Assignment: Copy every entry below, exactly and in full.
━━━ Records for the exercise
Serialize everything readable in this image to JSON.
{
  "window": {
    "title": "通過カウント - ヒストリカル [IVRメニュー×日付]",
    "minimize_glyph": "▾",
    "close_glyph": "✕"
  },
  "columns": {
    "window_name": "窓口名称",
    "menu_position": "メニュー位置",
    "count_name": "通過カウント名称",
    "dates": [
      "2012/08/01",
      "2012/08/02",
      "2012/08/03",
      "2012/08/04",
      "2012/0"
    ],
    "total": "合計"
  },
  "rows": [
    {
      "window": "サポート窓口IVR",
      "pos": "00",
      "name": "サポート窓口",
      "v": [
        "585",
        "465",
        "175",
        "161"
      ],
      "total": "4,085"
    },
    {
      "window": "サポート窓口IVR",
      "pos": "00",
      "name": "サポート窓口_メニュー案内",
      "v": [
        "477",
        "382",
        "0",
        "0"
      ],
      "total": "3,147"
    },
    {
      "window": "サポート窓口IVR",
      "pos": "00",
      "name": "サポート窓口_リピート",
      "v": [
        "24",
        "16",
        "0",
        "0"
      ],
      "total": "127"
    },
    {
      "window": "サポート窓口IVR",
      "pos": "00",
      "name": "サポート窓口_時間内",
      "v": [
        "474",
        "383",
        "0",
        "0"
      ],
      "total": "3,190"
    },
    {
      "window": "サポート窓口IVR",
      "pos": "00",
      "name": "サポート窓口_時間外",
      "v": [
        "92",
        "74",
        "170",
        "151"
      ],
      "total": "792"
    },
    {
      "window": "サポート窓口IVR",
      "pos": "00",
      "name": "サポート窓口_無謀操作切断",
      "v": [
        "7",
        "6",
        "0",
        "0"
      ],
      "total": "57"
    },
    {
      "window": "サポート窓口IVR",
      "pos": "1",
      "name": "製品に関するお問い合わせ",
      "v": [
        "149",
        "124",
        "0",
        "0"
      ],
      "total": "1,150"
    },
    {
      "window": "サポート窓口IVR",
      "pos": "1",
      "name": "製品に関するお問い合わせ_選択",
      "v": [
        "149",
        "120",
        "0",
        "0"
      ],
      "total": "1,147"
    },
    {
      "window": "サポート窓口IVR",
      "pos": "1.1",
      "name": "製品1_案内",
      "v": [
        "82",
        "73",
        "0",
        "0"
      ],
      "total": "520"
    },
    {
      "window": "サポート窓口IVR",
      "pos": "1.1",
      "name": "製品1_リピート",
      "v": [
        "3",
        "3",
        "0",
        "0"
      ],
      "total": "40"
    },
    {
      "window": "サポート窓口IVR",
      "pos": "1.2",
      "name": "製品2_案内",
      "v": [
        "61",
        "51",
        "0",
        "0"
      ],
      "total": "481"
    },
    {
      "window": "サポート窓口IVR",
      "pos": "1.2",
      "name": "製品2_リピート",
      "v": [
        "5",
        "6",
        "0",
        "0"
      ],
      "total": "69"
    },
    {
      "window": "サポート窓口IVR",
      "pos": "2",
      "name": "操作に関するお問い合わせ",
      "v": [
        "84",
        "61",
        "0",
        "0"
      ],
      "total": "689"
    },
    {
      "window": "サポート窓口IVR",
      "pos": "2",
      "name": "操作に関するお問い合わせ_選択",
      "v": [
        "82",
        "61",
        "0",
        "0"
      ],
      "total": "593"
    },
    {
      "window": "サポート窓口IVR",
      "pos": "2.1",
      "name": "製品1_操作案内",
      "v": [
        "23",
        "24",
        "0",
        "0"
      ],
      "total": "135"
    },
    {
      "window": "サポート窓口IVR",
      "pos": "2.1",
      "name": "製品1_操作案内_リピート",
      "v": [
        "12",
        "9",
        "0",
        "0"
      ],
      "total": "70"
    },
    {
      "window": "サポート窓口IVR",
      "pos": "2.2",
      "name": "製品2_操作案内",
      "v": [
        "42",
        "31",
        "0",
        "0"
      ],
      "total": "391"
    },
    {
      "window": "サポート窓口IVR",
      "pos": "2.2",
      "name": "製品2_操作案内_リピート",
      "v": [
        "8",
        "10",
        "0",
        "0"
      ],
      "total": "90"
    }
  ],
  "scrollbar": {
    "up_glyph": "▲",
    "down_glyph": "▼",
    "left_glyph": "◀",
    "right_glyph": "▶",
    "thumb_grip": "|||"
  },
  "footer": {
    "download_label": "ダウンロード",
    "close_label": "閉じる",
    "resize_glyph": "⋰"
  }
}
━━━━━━
Answer box:
Serialize everything readable in this image to JSON.
{
  "window": {
    "title": "通過カウント - ヒストリカル [IVRメニュー×日付]",
    "minimize_glyph": "▾",
    "close_glyph": "✕"
  },
  "columns": {
    "window_name": "窓口名称",
    "menu_position": "メニュー位置",
    "count_name": "通過カウント名称",
    "dates": [
      "2012/08/01",
      "2012/08/02",
      "2012/08/03",
      "2012/08/04",
      "2012/0"
    ],
    "total": "合計"
  },
  "rows": [
    {
      "window": "サポート窓口IVR",
      "pos": "00",
      "name": "サポート窓口",
      "v": [
        "585",
        "465",
        "175",
        "161"
      ],
      "total": "4,085"
    },
    {
      "window": "サポート窓口IVR",
      "pos": "00",
      "name": "サポート窓口_メニュー案内",
      "v": [
        "477",
        "382",
        "0",
        "0"
      ],
      "total": "3,147"
    },
    {
      "window": "サポート窓口IVR",
      "pos": "00",
      "name": "サポート窓口_リピート",
      "v": [
        "24",
        "16",
        "0",
        "0"
      ],
      "total": "127"
    },
    {
      "window": "サポート窓口IVR",
      "pos": "00",
      "name": "サポート窓口_時間内",
      "v": [
        "474",
        "383",
        "0",
        "0"
      ],
      "total": "3,190"
    },
    {
      "window": "サポート窓口IVR",
      "pos": "00",
      "name": "サポート窓口_時間外",
      "v": [
        "92",
        "74",
        "170",
        "151"
      ],
      "total": "792"
    },
    {
      "window": "サポート窓口IVR",
      "pos": "00",
      "name": "サポート窓口_無謀操作切断",
      "v": [
        "7",
        "6",
        "0",
        "0"
      ],
      "total": "57"
    },
    {
      "window": "サポート窓口IVR",
      "pos": "1",
      "name": "製品に関するお問い合わせ",
      "v": [
        "149",
        "124",
        "0",
        "0"
      ],
      "total": "1,150"
    },
    {
      "window": "サポート窓口IVR",
      "pos": "1",
      "name": "製品に関するお問い合わせ_選択",
      "v": [
        "149",
        "120",
        "0",
        "0"
      ],
      "total": "1,147"
    },
    {
      "window": "サポート窓口IVR",
      "pos": "1.1",
      "name": "製品1_案内",
      "v": [
        "82",
        "73",
        "0",
        "0"
      ],
      "total": "520"
    },
    {
      "window": "サポート窓口IVR",
      "pos": "1.1",
      "name": "製品1_リピート",
      "v": [
        "3",
        "3",
        "0",
        "0"
      ],
      "total": "40"
    },
    {
      "window": "サポート窓口IVR",
      "pos": "1.2",
      "name": "製品2_案内",
      "v": [
        "61",
        "51",
        "0",
        "0"
      ],
      "total": "481"
    },
    {
      "window": "サポート窓口IVR",
      "pos": "1.2",
      "name": "製品2_リピート",
      "v": [
        "5",
        "6",
        "0",
        "0"
      ],
      "total": "69"
    },
    {
      "window": "サポート窓口IVR",
      "pos": "2",
      "name": "操作に関するお問い合わせ",
      "v": [
        "84",
        "61",
        "0",
        "0"
      ],
      "total": "689"
    },
    {
      "window": "サポート窓口IVR",
      "pos": "2",
      "name": "操作に関するお問い合わせ_選択",
      "v": [
        "82",
        "61",
        "0",
        "0"
      ],
      "total": "593"
    },
    {
      "window": "サポート窓口IVR",
      "pos": "2.1",
      "name": "製品1_操作案内",
      "v": [
        "23",
        "24",
        "0",
        "0"
      ],
      "total": "135"
    },
    {
      "window": "サポート窓口IVR",
      "pos": "2.1",
      "name": "製品1_操作案内_リピート",
      "v": [
        "12",
        "9",
        "0",
        "0"
      ],
      "total": "70"
    },
    {
      "window": "サポート窓口IVR",
      "pos": "2.2",
      "name": "製品2_操作案内",
      "v": [
        "42",
        "31",
        "0",
        "0"
      ],
      "total": "391"
    },
    {
      "window": "サポート窓口IVR",
      "pos": "2.2",
      "name": "製品2_操作案内_リピート",
      "v": [
        "8",
        "10",
        "0",
        "0"
      ],
      "total": "90"
    }
  ],
  "scrollbar": {
    "up_glyph": "▲",
    "down_glyph": "▼",
    "left_glyph": "◀",
    "right_glyph": "▶",
    "thumb_grip": "|||"
  },
  "footer": {
    "download_label": "ダウンロード",
    "close_label": "閉じる",
    "resize_glyph": "⋰"
  }
}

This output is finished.